A domain holder or domain name holder or domain name registrant or domain name owner (as some countries recognize property rights in domain names) is a legal entity that decides what happens to email or other media, distributed via web or P2P or otherwise by network protocols that exploit IP ports associated with that domain's IP address. At any time a domain holder may change the IP address recognized as the web host of that domain by DNS servers, and the (separate) email host of that domain by SMTP. A domain name registrar holds these records and is nominally responsible to track:
- the legal holder or administrative contact responsible for all decision making - if the contact is not affiliated with the holder, or becomes unaffiliated, this can become a major problem, for instance, the contacts may dispute domains registered on behalf of others
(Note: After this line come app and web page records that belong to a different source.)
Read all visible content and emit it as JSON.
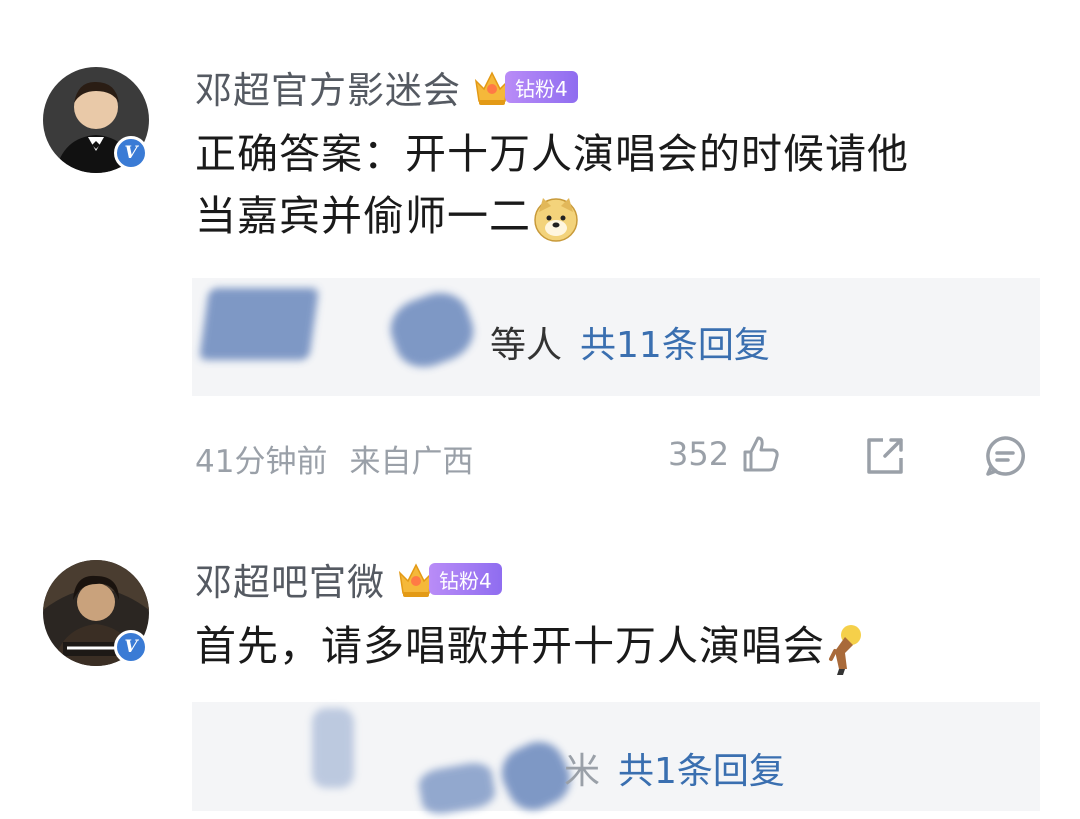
{
  "comments": [
    {
      "username": "邓超官方影迷会",
      "badge": "钻粉4",
      "text_line1": "正确答案：开十万人演唱会的时候请他",
      "text_line2": "当嘉宾并偷师一二",
      "emoji": "doge-emoji",
      "replies_names": "等人",
      "replies_count": "共11条回复",
      "time": "41分钟前",
      "location": "来自广西",
      "likes": "352"
    },
    {
      "username": "邓超吧官微",
      "badge": "钻粉4",
      "text_line1": "首先，请多唱歌并开十万人演唱会",
      "emoji": "bow-emoji",
      "replies_fragment": "米",
      "replies_count": "共1条回复"
    }
  ],
  "colors": {
    "accent_link": "#3a6fb0",
    "badge_purple": "#9a76f3",
    "verified_blue": "#3a7bd5",
    "meta_gray": "#9aa0a8",
    "reply_bg": "#f4f5f7"
  },
  "icons": [
    "like-icon",
    "share-icon",
    "comment-icon",
    "crown-icon",
    "verified-icon"
  ]
}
- the billing contact - - if the contact is not affiliated with the holder, or becomes unaffiliated, this can become a major problem
- the technical contact responsible for updating DNS records
Most domains are actually held by domain name portfolios doing domain monetizing with varying degrees of integrity. Web ad account fraud is common. Those and other black hat techniques are carefully differentiated from search engine optimization strategies.
 Democratic option
A democratic domain is one where social capital, not prior registration, determines control at least of the public web content distributed via that domain. The holder in this case will have agreed to a contract limiting their actions to what the elected officers approve, or perhaps to what can be approved by user consensus.